Mexico belongs to the Madrid Protocol, which has governed international branding registry since February 19, 2013. This offers the owner of a brand the ability to protect it in different countries by reducing red tape. In addition, on August 31, 2016, Mexico adopted the sistema de oposición de marcas (brand opposition system), allowing third parties to oppose, under certain circumstances, the granting of a branding registry while it is in its processing stage. This is meant to prevent wrongful consent if a branding registry might harm the legitimate owner. This new legal instrument will be an asset in Mexico’s intellectual property legislation as it will strengthen the legal framework, while accelerating administrative processes.
Another improvement is the recent publication of the agreement changing the norms of the electronic services and pay portal operated by the Mexican Institute of Industrial Property. Through this platform, it is possible to request, pay or process online the brand registry application, collective branding, commercial notices and commercial names. Every request can be processed through the institutes’s offices.
Since the US retired from the Trans-Pacific Partnership, Mexico could use its experience to increase its bilateral relationships with Europe, Latin America and Asia. Additionally, Mexico needs to move towards an increased recognition of non-traditional brands and a franchise modernisation.
Ppps In Mexico
The global financial turbulence of recent years has generated increasing interest and opportunities for PPPs in Mexico. The country faces a critical need for high-quality infrastructure and public services. While public funds for investment are being cut back, PPPs have become an important – and in many cases the only – alternative to financing government-led projects at the federal and local levels. Moreover, shifting development, maintenance, and operational risk onto the private sector usually results in higher quality and better results. There are important PPP opportunities in rail, highways, ports, airports, hospitals and water projects, among others. PPP projects are governed by the National Law of PPPs, passed in 2012. This law regulates projects carried out at the federal level and is mandatory at the state level when the federal government provides most of the resources. The law also applies to projects that involve long-term relationships between the public and the private sector with the goal of providing services and infrastructure to the public sector or the end users. Although the legal framework for PPPs has been improved, it can be further strengthened. Perhaps the most important element in this development is to establish a single agency responsible for planning, implementing, supervising and promoting all PPPs. It is necessary to have a strong and independent agency that stops corruption and abuses related to PPPs, while minimising political interference. It is critical to explain that PPPs are not a panacea, but an instrument to improve efficiencies in the delivery of services and narrow the infrastructure capacity gap.

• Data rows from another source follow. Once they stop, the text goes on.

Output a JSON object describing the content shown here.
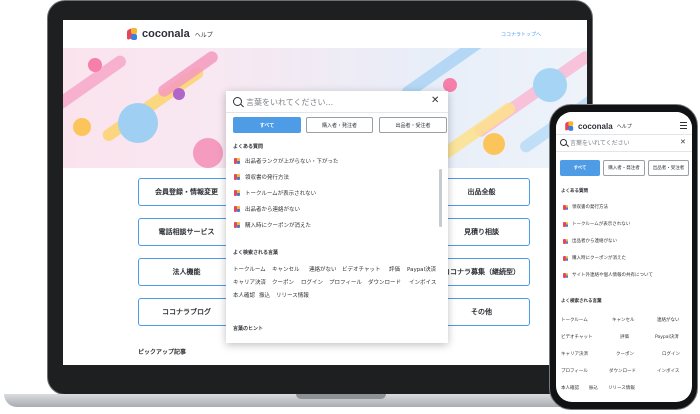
{
  "site": {
    "logo_text": "coconala",
    "logo_sub": "ヘルプ",
    "top_link": "ココナラトップへ"
  },
  "categories": [
    "会員登録・情報変更",
    "電話相談サービス",
    "法人機能",
    "ココナラブログ",
    "出品全般",
    "見積り相談",
    "ココナラ募集（継続型）",
    "その他"
  ],
  "pickup_title": "ピックアップ記事",
  "search": {
    "placeholder": "言葉をいれてください...",
    "close_icon": "✕",
    "tabs": [
      "すべて",
      "購入者・発注者",
      "出品者・受注者"
    ],
    "active_tab": "すべて",
    "faq_title": "よくある質問",
    "faq": [
      "出品者ランクが上がらない・下がった",
      "領収書の発行方法",
      "トークルームが表示されない",
      "出品者から連絡がない",
      "購入時にクーポンが消えた"
    ],
    "keywords_title": "よく検索される言葉",
    "keywords": [
      "トークルーム",
      "キャンセル",
      "連絡がない",
      "ビデオチャット",
      "評価",
      "Paypal決済",
      "キャリア決済",
      "クーポン",
      "ログイン",
      "プロフィール",
      "ダウンロード",
      "インボイス",
      "本人確認",
      "振込",
      "リリース情報"
    ],
    "hint_title": "言葉のヒント"
  },
  "phone": {
    "placeholder": "言葉をいれてください",
    "tabs": [
      "すべて",
      "購入者・発注者",
      "出品者・受注者"
    ],
    "faq_title": "よくある質問",
    "faq": [
      "領収書の発行方法",
      "トークルームが表示されない",
      "出品者から連絡がない",
      "購入時にクーポンが消えた",
      "サイト外連絡や個人情報の共有について"
    ],
    "keywords_title": "よく検索される言葉",
    "keywords": [
      "トークルーム",
      "キャンセル",
      "連絡がない",
      "ビデオチャット",
      "評価",
      "Paypal決済",
      "キャリア決済",
      "クーポン",
      "ログイン",
      "プロフィール",
      "ダウンロード",
      "インボイス",
      "本人確認",
      "振込",
      "リリース情報"
    ]
  },
  "colors": {
    "accent": "#4e9be6",
    "logo_red": "#e8445a",
    "logo_yellow": "#f7b52c",
    "logo_blue": "#3d7fe0"
  }
}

OBG would like to thank Alejandro Luna & Armando Arenas – Olivares Intellectual Property Law Firm and Luis Rosendo Gutiérrez – Bureau de Política Pública for their contribution to THE REPORT Mexico 2017